One of the most frequent questions people ask me when I tell them I study Interpreting is “Are you worried that you may be replaced by machines in a few years’ time?”
“No, I’m not worried. It will take more than ‘a few years’ for machines to be smart enough to deal with problems in occasions which really matter.” I usually reply like that.
Confident I may sound, but deep down I’m worried just like most people.

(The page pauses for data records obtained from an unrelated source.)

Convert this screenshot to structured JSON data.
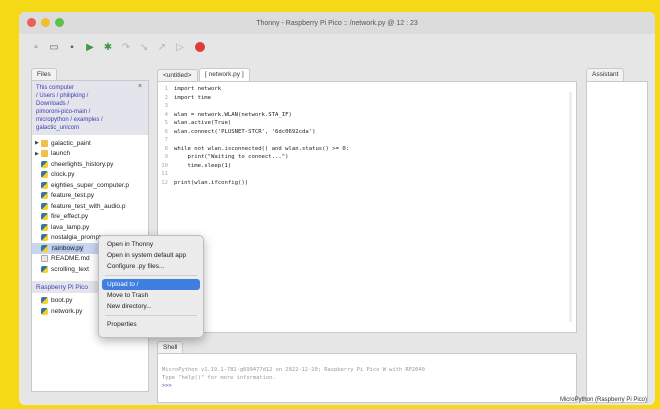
{
  "window": {
    "title": "Thonny - Raspberry Pi Pico :: /network.py @ 12 : 23"
  },
  "panes": {
    "files_tab": "Files",
    "editor_tabs": [
      "<untitled>",
      "[ network.py ]"
    ],
    "shell_tab": "Shell",
    "assistant_tab": "Assistant"
  },
  "files": {
    "path_lines": [
      "This computer",
      "/ Users / philipking /",
      "Downloads /",
      "pimoroni-pico-main /",
      "micropython / examples /",
      "galactic_unicorn"
    ],
    "items": [
      {
        "name": "galactic_paint",
        "kind": "folder",
        "expandable": "▶"
      },
      {
        "name": "launch",
        "kind": "folder",
        "expandable": "▶"
      },
      {
        "name": "cheerlights_history.py",
        "kind": "py"
      },
      {
        "name": "clock.py",
        "kind": "py"
      },
      {
        "name": "eighties_super_computer.p",
        "kind": "py"
      },
      {
        "name": "feature_test.py",
        "kind": "py"
      },
      {
        "name": "feature_test_with_audio.p",
        "kind": "py"
      },
      {
        "name": "fire_effect.py",
        "kind": "py"
      },
      {
        "name": "lava_lamp.py",
        "kind": "py"
      },
      {
        "name": "nostalgia_prompt.py",
        "kind": "py"
      },
      {
        "name": "rainbow.py",
        "kind": "py",
        "selected": true
      },
      {
        "name": "README.md",
        "kind": "doc"
      },
      {
        "name": "scrolling_text",
        "kind": "py"
      }
    ],
    "pico_header": "Raspberry Pi Pico",
    "pico_items": [
      {
        "name": "boot.py",
        "kind": "py"
      },
      {
        "name": "network.py",
        "kind": "py"
      }
    ]
  },
  "editor": {
    "lines": [
      "import network",
      "import time",
      "",
      "wlan = network.WLAN(network.STA_IF)",
      "wlan.active(True)",
      "wlan.connect('PLUSNET-STCR', '6dc0692cda')",
      "",
      "while not wlan.isconnected() and wlan.status() >= 0:",
      "    print(\"Waiting to connect...\")",
      "    time.sleep(1)",
      "",
      "print(wlan.ifconfig())"
    ]
  },
  "shell": {
    "banner": "MicroPython v1.19.1-782-g699477d12 on 2022-12-20; Raspberry Pi Pico W with RP2040",
    "hint": "Type \"help()\" for more information.",
    "prompt": ">>>"
  },
  "context_menu": {
    "items": [
      "Open in Thonny",
      "Open in system default app",
      "Configure .py files...",
      "Upload to /",
      "Move to Trash",
      "New directory...",
      "Properties"
    ],
    "highlighted": "Upload to /"
  },
  "status": {
    "interpreter": "MicroPython (Raspberry Pi Pico)"
  },
  "colors": {
    "background": "#f5d916",
    "selection": "#3f7fe0",
    "path_text": "#3b3fb1"
  }
}
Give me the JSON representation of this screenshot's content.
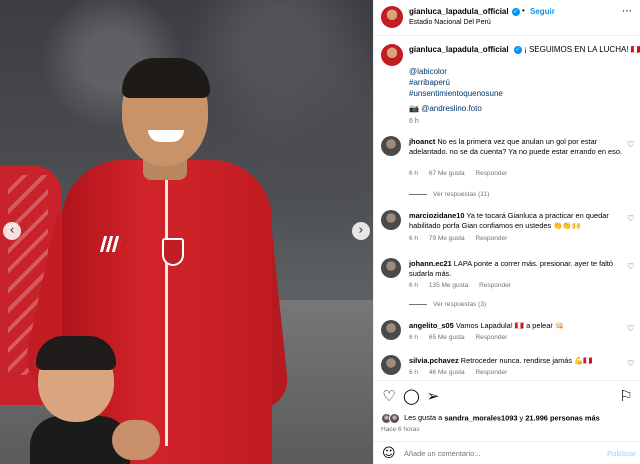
{
  "header": {
    "username": "gianluca_lapadula_official",
    "verified_mark": "✓",
    "separator": "•",
    "follow_label": "Seguir",
    "location": "Estadio Nacional Del Perú",
    "more_icon": "⋯"
  },
  "carousel": {
    "prev_icon": "‹",
    "next_icon": "›"
  },
  "caption": {
    "username": "gianluca_lapadula_official",
    "text": "¡ SEGUIMOS EN LA LUCHA! 🇵🇪",
    "tags": [
      "@labicolor",
      "#arribaperú",
      "#unsentimientoquenosune"
    ],
    "credit_icon": "📷",
    "credit_handle": "@andreslino.foto",
    "time": "6 h"
  },
  "comments": [
    {
      "username": "jhoanct",
      "text": "No es la primera vez que anulan un gol por estar adelantado. no se da cuenta? Ya no puede estar errando en eso.",
      "time": "6 h",
      "likes": "67 Me gusta",
      "reply": "Responder",
      "view_replies": "Ver respuestas (11)"
    },
    {
      "username": "marciozidane10",
      "text": "Ya te tocará Gianluca a practicar en quedar habilitado porfa Gian confiamos en ustedes 👏👏🙌",
      "time": "6 h",
      "likes": "79 Me gusta",
      "reply": "Responder"
    },
    {
      "username": "johann.ec21",
      "text": "LAPA ponte a correr más. presionar. ayer te faltó sudarla más.",
      "time": "6 h",
      "likes": "135 Me gusta",
      "reply": "Responder",
      "view_replies": "Ver respuestas (3)"
    },
    {
      "username": "angelito_s05",
      "text": "Vamos Lapadula! 🇵🇪 a pelear 👊🏻",
      "time": "6 h",
      "likes": "65 Me gusta",
      "reply": "Responder"
    },
    {
      "username": "silvia.pchavez",
      "text": "Retroceder nunca. rendirse jamás 💪🇵🇪",
      "time": "6 h",
      "likes": "46 Me gusta",
      "reply": "Responder"
    }
  ],
  "comment_heart_icon": "♡",
  "actions": {
    "like_icon": "♡",
    "comment_icon": "◯",
    "share_icon": "➢",
    "save_icon": "⚐",
    "likes_prefix": "Les gusta a",
    "likes_user": "sandra_morales1093",
    "likes_join": "y",
    "likes_count": "21.996 personas más",
    "posted": "Hace 6 horas"
  },
  "comment_bar": {
    "emoji_icon": "☺",
    "placeholder": "Añade un comentario...",
    "publish_label": "Publicar"
  }
}
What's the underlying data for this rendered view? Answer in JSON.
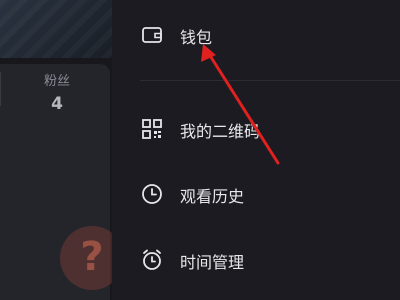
{
  "profile": {
    "stat_label": "粉丝",
    "stat_value": "4",
    "watermark_icon": "?"
  },
  "menu": {
    "items": [
      {
        "id": "wallet",
        "label": "钱包",
        "icon": "wallet-icon"
      },
      {
        "id": "qrcode",
        "label": "我的二维码",
        "icon": "qr-code-icon"
      },
      {
        "id": "history",
        "label": "观看历史",
        "icon": "clock-icon"
      },
      {
        "id": "time",
        "label": "时间管理",
        "icon": "alarm-clock-icon"
      }
    ]
  },
  "annotation": {
    "color": "#e0211f"
  },
  "colors": {
    "background": "#1b1b21",
    "text": "#e8e8ec",
    "icon": "#e6e6ea"
  }
}
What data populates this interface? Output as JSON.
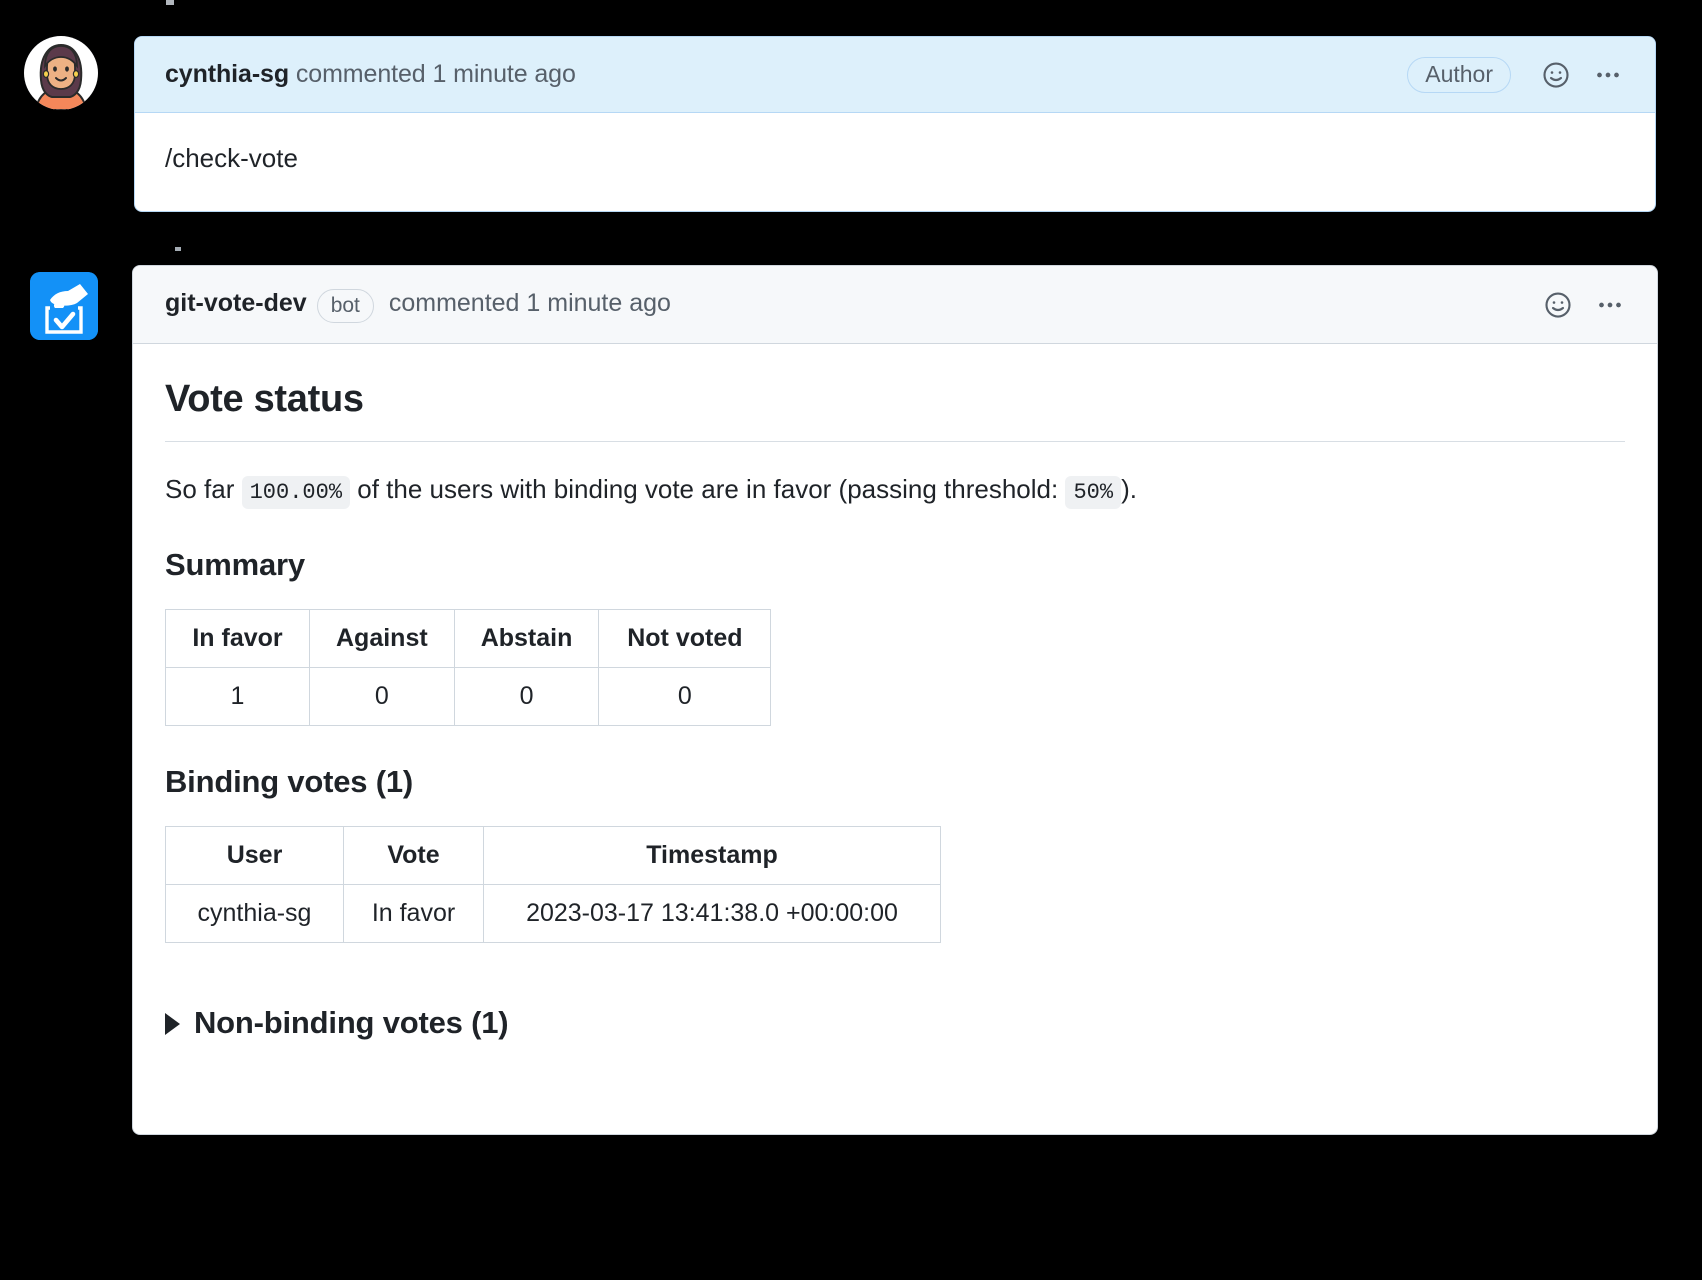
{
  "artifacts": {
    "top_strip": "",
    "mid_dot": ""
  },
  "comments": [
    {
      "author": "cynthia-sg",
      "meta": " commented 1 minute ago",
      "badge": "Author",
      "avatar_icon": "user-avatar-woman",
      "reaction_icon": "smiley-plus-icon",
      "menu_icon": "kebab-menu-icon",
      "body_text": "/check-vote",
      "header_bg": "#ddf0fb",
      "border": "#b6d8f5"
    },
    {
      "author": "git-vote-dev",
      "bot_label": "bot",
      "meta": " commented 1 minute ago",
      "avatar_icon": "ballot-box-hand-icon",
      "reaction_icon": "smiley-plus-icon",
      "menu_icon": "kebab-menu-icon",
      "header_bg": "#f6f8fa",
      "border": "#d0d7de"
    }
  ],
  "report": {
    "title": "Vote status",
    "status_sentence": {
      "prefix": "So far",
      "percent": "100.00%",
      "middle": "of the users with binding vote are in favor (passing threshold:",
      "threshold": "50%",
      "suffix": ").",
      "full": "So far 100.00% of the users with binding vote are in favor (passing threshold: 50% )."
    },
    "summary": {
      "heading": "Summary",
      "columns": [
        "In favor",
        "Against",
        "Abstain",
        "Not voted"
      ],
      "rows": [
        [
          "1",
          "0",
          "0",
          "0"
        ]
      ]
    },
    "binding": {
      "heading": "Binding votes (1)",
      "columns": [
        "User",
        "Vote",
        "Timestamp"
      ],
      "rows": [
        [
          "cynthia-sg",
          "In favor",
          "2023-03-17 13:41:38.0 +00:00:00"
        ]
      ]
    },
    "non_binding": {
      "heading": "Non-binding votes (1)",
      "expanded": false,
      "disclosure_icon": "triangle-right-icon"
    }
  },
  "chart_data": {
    "type": "table",
    "title": "Vote status",
    "summary_categories": [
      "In favor",
      "Against",
      "Abstain",
      "Not voted"
    ],
    "summary_values": [
      1,
      0,
      0,
      0
    ],
    "percent_in_favor": 100.0,
    "passing_threshold_percent": 50,
    "binding_vote_count": 1,
    "non_binding_vote_count": 1
  }
}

Until I heard a strangely new term “Simultaneous Consecutive” or “Sim-Consec” from Maha El-Metwally who gave us an amazing lecture on Technology for Interpreters this Tuesday at school.
How can interpreting be simultaneous and consecutive at the same time??
Well, you listen to a recording of what the speaker just said and interpret it simultaneously in your turn, in a traditional consecutive interpreting (CI) mode.
According to Miriam Hamidi and Franz Pöchhacker (2007), it is a hybrid mode of interpreting “in which storage of the original message in the interpreter’s notes and long-term memory is replaced by a digital recording of the original speech, which the interpreter plays back into earphones and renders in the simultaneous mode.” In other words, you can cheat. You can listen to the tape twice before you write down the answer in a listening test!
Maha mentioned several technologies, but I want to focus on the one that impressed me the most: a smart pen called Livescribe.
The digital pen comes with a special notebook. Interpreters use both of them to take down notes in a consecutive interpreting scenario. It’s just like any other normal pen and notebook except for the surreal part which make one feels like being in the future: the notebook is like an Ipad which is controlled by the digital pen in your hand, and you actually feel like writing on a piece of paper instead of a screen.
Importantly, quality is higher in this hybrid interpreting mode than it in the traditional CI setting. Orlando (2014) did an experiment comparing the interpreting quality in traditional CI and Sim-Consec modes. According to the findings, in the Sim-Consec mode, the interpretation was more accurate with long and consistent eye contact and fewer disfluencies.
Orlando (2014) then listed some merits Sim-Consec provides for interpreters. Firstly, interpreters have the luxury to listen to the target text a second time. Secondly, interpreters can adjust the speed of the sound track while listening (!!). Thirdly, interpreters can replay a certain part of the recording with a simple “click on the notebook” with the digital pen. Finally, interpreters could develop a different system of note-taking for advanced purposes.
And people thought translating has been the only one evolving in the Fourth Industrial Revolution.
This reminds me of something William Gibson said:
“Future is already here. It’s just not very evenly distributed.”
Hamidi, M. and Pöchhacker, F., 2007. Simultaneous consecutive interpreting: A new technique put to the test. Meta: Journal des traducteurs/Meta: Translators’ Journal, 52(2), pp.276-289.
Orlando, M., 2014. A study on the amenability of digital pen technology in a hybrid mode of interpreting: Consec-simul with notes. Translation & Interpreting, 6(2), pp.39-54.